As regards the effect of the New London building zone ordinance, the claim of the plaintiffs is that it restricts the use of the defendants' property to a one-family dwelling; that a family is a group of persons living together as a unit with one head and that, therefore, the defendants are violating the ordinance in that their property is occupied by four separate families. The weakness of that argument lies in the definition of family which it adopts. It is true that "The word `family' is one of elastic meaning and is used in a great variety of significations." Piccinim v. Connecticut Light Power Co., 93 Conn. 423, 425, 106 A. 330; see Hall v. Meriden Trust Safe Deposit Co., 103 Conn. 226, 236, 130 A. 157; Hart v. Goldsmith, 51 Conn. 479, 480; Cheshire v. Burlington, 31 Conn. 326, 329. The Zoning ordinance involved in this case, however, defines the word "family" as it is used therein.
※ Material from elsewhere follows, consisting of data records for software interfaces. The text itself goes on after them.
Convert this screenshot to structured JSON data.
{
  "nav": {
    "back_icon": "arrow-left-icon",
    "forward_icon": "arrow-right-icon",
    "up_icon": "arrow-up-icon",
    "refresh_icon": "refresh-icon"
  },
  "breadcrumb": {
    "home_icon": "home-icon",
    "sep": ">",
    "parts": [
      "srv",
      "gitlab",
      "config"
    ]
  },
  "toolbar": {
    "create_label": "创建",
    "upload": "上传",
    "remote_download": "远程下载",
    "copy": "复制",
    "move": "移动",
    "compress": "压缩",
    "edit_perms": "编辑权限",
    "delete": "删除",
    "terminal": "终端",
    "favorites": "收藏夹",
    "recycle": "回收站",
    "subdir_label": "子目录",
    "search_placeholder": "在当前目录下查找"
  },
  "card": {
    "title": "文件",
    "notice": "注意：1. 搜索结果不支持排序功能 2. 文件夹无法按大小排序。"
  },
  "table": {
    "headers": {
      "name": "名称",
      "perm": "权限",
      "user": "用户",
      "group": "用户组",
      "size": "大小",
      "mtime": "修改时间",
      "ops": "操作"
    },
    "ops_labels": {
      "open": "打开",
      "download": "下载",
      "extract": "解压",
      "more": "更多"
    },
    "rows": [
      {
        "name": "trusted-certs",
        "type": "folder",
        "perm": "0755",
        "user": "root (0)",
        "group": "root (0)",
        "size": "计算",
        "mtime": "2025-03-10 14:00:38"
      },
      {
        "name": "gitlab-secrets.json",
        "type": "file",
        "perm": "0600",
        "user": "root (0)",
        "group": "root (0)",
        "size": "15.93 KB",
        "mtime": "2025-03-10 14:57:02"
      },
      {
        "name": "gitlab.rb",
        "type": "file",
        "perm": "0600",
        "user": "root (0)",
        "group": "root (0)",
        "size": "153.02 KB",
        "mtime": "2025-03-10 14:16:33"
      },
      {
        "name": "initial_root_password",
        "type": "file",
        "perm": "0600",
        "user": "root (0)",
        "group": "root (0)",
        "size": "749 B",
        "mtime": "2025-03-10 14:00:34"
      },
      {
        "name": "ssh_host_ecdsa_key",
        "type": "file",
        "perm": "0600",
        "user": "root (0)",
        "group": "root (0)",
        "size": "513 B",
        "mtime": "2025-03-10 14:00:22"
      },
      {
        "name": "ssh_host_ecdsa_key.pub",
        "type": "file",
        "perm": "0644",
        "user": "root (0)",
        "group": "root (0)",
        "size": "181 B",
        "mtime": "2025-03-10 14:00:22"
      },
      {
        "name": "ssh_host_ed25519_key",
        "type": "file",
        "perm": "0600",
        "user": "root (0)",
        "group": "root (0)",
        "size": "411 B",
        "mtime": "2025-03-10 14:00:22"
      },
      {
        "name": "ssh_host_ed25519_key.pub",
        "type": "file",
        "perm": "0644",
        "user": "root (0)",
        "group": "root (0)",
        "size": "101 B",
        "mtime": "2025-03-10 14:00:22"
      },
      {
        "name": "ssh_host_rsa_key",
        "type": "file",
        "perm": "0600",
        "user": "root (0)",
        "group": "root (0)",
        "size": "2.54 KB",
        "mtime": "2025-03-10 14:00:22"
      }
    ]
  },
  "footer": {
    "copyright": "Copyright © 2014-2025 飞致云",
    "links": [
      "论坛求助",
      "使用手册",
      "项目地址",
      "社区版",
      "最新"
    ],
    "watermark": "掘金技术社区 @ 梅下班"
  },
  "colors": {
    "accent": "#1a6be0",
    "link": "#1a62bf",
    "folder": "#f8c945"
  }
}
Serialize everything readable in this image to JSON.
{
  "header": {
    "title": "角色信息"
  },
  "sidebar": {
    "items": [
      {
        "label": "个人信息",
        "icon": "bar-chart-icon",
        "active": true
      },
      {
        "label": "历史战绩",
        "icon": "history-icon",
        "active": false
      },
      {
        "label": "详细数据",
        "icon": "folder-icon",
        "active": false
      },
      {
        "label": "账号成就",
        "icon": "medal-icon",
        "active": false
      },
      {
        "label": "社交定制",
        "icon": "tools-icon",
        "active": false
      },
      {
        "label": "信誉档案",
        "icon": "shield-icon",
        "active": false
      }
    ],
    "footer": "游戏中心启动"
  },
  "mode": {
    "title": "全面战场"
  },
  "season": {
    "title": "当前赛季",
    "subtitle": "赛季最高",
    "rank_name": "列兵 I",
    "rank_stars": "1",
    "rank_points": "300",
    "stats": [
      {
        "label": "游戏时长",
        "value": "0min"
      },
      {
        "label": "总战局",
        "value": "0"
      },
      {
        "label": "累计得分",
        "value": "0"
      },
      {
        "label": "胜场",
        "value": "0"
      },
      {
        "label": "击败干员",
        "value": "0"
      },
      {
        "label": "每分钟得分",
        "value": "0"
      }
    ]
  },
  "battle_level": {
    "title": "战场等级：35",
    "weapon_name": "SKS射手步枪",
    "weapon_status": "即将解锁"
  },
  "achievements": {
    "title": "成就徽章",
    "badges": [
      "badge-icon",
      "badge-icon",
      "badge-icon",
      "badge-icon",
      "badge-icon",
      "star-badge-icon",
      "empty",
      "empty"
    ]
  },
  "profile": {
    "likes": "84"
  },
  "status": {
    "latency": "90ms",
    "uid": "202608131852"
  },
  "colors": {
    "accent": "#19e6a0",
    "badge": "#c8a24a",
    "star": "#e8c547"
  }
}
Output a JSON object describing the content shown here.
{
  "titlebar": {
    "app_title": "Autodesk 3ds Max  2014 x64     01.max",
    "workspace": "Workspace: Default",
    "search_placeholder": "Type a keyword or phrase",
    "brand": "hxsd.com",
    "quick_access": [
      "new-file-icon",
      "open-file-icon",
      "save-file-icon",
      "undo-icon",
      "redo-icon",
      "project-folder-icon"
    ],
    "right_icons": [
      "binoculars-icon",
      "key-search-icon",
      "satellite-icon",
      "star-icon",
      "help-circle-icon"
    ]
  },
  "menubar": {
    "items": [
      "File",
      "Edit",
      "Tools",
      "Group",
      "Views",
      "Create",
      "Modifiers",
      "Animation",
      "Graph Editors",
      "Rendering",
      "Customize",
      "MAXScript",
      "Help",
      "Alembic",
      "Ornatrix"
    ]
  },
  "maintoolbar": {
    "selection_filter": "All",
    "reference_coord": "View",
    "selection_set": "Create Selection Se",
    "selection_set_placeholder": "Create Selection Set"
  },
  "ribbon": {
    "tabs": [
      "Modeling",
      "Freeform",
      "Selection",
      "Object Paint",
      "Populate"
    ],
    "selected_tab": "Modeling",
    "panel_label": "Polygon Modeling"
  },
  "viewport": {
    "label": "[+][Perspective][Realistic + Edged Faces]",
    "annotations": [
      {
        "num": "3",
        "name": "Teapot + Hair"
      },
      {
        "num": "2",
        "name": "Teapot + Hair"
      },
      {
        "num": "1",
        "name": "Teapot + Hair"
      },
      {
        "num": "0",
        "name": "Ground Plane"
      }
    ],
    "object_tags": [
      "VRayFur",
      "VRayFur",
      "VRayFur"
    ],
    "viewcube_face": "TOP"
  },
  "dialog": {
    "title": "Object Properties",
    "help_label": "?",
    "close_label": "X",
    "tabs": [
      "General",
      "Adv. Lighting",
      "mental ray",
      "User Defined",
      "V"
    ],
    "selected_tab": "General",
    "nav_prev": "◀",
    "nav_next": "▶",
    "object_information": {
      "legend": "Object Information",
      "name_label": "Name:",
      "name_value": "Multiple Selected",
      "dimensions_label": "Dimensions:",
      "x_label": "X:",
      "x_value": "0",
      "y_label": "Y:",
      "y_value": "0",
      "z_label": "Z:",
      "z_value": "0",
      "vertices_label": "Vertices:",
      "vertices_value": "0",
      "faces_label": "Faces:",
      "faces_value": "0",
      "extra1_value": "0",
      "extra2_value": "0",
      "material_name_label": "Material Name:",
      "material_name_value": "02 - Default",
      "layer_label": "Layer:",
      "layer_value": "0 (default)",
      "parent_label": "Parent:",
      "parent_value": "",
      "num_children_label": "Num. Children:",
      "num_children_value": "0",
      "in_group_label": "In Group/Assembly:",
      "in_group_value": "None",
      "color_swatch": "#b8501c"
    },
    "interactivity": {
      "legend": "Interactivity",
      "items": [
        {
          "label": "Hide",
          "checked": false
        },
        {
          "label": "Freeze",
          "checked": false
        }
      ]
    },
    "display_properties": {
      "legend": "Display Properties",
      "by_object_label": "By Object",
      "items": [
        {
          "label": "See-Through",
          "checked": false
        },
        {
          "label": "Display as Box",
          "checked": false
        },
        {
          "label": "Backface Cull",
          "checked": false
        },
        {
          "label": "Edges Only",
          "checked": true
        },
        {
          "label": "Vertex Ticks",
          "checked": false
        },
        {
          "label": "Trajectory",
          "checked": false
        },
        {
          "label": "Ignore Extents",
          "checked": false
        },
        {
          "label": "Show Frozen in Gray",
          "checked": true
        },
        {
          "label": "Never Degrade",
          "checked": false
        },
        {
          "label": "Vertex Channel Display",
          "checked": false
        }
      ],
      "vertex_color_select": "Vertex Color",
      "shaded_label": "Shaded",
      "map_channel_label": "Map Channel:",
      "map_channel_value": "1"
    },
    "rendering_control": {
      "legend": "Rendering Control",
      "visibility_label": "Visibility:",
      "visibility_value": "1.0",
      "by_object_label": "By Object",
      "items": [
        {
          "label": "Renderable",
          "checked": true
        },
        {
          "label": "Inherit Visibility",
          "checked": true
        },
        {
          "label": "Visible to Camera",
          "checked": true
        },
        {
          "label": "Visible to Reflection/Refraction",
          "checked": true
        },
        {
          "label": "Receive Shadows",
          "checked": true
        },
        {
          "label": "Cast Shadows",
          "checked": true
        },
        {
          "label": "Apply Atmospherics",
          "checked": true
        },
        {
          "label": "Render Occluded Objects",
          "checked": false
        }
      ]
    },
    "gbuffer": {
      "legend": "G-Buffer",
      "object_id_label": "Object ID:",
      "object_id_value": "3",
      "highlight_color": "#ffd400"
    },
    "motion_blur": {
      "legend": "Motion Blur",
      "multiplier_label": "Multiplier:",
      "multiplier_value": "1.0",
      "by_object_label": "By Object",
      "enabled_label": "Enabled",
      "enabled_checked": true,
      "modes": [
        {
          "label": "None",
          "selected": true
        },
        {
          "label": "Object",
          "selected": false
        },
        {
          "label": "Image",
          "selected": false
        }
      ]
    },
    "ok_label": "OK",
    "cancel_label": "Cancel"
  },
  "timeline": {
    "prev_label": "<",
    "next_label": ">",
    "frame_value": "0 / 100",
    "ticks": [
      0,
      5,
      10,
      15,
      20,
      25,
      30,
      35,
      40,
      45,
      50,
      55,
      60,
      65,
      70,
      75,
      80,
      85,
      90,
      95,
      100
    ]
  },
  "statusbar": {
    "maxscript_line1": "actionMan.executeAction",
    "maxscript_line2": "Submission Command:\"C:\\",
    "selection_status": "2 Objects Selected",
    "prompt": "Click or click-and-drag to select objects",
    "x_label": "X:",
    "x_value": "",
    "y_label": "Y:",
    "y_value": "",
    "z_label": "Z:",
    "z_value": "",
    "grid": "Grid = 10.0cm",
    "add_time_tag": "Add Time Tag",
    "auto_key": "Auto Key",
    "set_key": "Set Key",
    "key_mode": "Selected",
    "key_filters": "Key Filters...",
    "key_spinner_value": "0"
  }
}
When any piece of legislation defines the terms as they are used in it, such definition is exclusive of all others. Young v. Roodner, 123 Conn. 68, 72, 192 A. 710; Lenox Realty Co. v. Hackett, 122 Conn. 143, 150, 187 A. 895; Geer v. Rockwell, 65 Conn. 316, 323, 32 A. 924; Linsley v. Brown, 13 Conn. 192, 195; Fox v. Standard Oil Co., 294 U.S. 87, 95, 55 S.Ct. 333, 79 L.Ed. 780; 50 Am.Jur. 254, 262.
The definition of "family" stated in the ordinance is any number of individuals living and cooking together as a single housekeeping unit." The test, therefore, of whether any house is being used as a single-family dwelling house is whether it is being occupied by only one housekeeping unit, not whether it is being occupied by one family unit as that term might be otherwise defined. To set up such a test is not at variance with the stated general purpose of the ordinance to prevent overcrowding. The housekeeping unit test is as good as any other to accomplish that purpose.
It is clear from the finding that the occupancy of the defendants' house is by a single housekeeping unit. Accordingly, under the zoning ordinance the house is being used as a single-family dwelling and such use is not in violation of the ordinance.